We’ve focused many of our efforts on web-based marketing for two reasons. The first is that is where the customers go to learn about products these days. The second reason is that web-based activities are easier to track, and calculating the return on investment (ROI) is very straightforward. Discussing ROI may not seem very exciting, but honestly, it’s important to spend your marketing dollars wisely and figure out what works and what doesn’t. Over the past few years we’ve invested more dollars in social media and paid search. We also spent a lot of time on search engine optimization (SEO), A/B testing, and email marketing. We still do some traditional advertising (print, physical mailers, etc), but being software geeks we do like our data.
Of course, the best marketing is word of mouth. When you build great products, you get happy customers who spread the word.
On a global level, many would say that Cakewalk’s Z3ta and Rapture synths are more popular than Sonar. Was that something you realized at any point? Are there any plans to expand Cakewalk’s synth line?
What would you say is some of the most positive feedback Cakewalk has gotten for Sonar?
It’s hard to narrow it down to just one. Overall, the response to SONAR X3 has been tremendous. It’s been our most successful X series launch and I think customers are happy that we are listening to them. The relationship between Cakewalk and its customers has always been special. They are passionate and they’ll let us know when they love something and when they hate something. There were some bumps in the road when we launched X1. And over the past few years, we’ve faced a lot of challenges including distribution changes and of course a change in ownership. SONAR X3 was such an important release for us and it was an opportunity to show customers that we are still listening to them. The mission is never complete in our world, but SONAR X3 was a huge step in the right direction. And with Gibson in our corner, I think you are going to see some amazing innovations over the next few years.
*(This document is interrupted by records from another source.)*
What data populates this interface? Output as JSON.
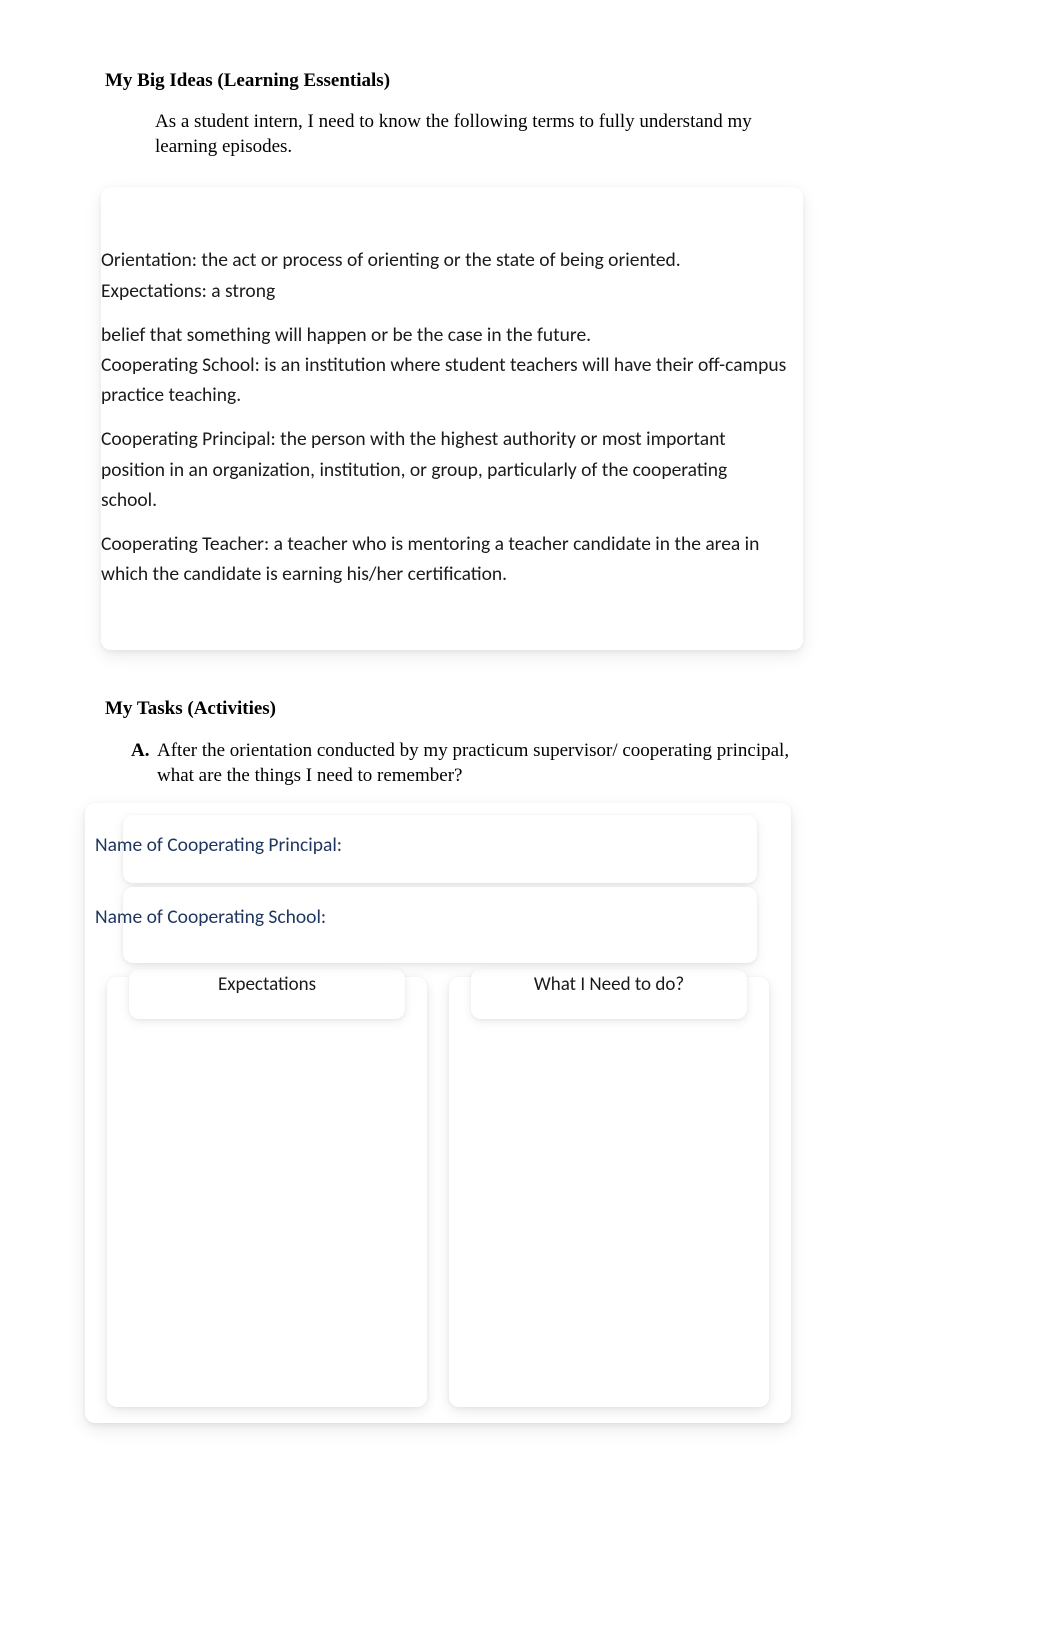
{
  "bigIdeas": {
    "heading": "My Big Ideas (Learning Essentials)",
    "intro": "As a student intern, I need to know the following terms to fully understand my learning episodes.",
    "definitions": [
      "Orientation: the act or process of orienting or the state of being oriented. Expectations: a strong",
      "belief that something will happen or be the case in the future.\nCooperating School: is an institution where student teachers will have their off-campus practice teaching.",
      "Cooperating Principal: the person with the highest authority or most important position in an organization, institution, or group, particularly of the cooperating school.",
      "Cooperating Teacher: a teacher who is mentoring a teacher candidate in the area in which the candidate is earning his/her certification."
    ]
  },
  "tasks": {
    "heading": "My Tasks (Activities)",
    "itemA": {
      "marker": "A.",
      "text": "After the orientation conducted by my practicum supervisor/ cooperating principal, what are the things I need to remember?"
    }
  },
  "worksheet": {
    "principalLabel": "Name of Cooperating Principal:",
    "schoolLabel": "Name of Cooperating School:",
    "columns": {
      "left": "Expectations",
      "right": "What I Need to do?"
    }
  }
}
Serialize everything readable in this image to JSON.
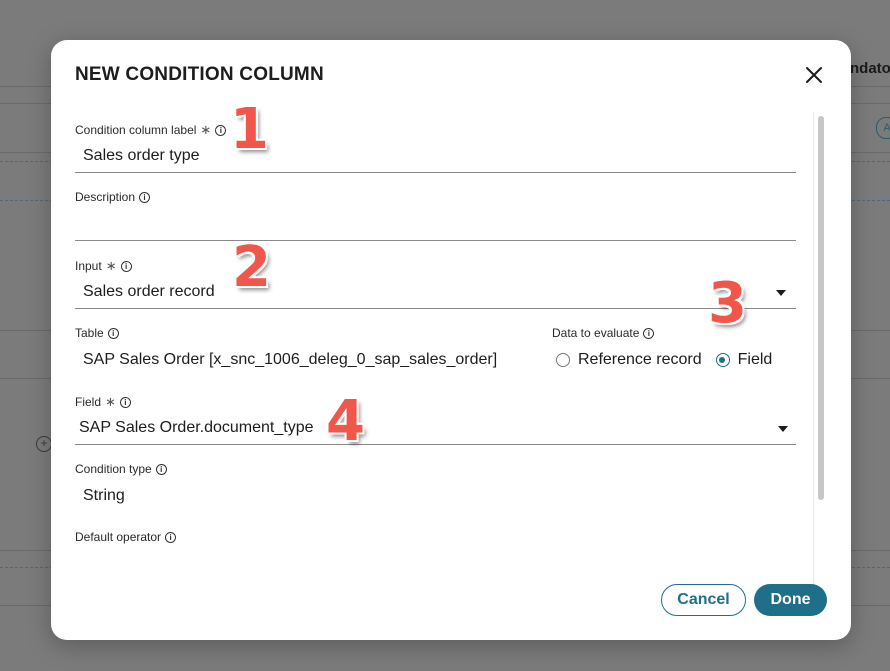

Can you share with us what some of Cakewalk’s next moves will be this year?
Hmmm. It’s a secret. Actually, what I can say is that we just moved to a new office, nice bright and open space a little closer to downtown Boston. It’s more open and is already having a positive impact on the team. On another note of forward motion, we are currently looking on expanding our development team as well this year. Thanks for the great questions!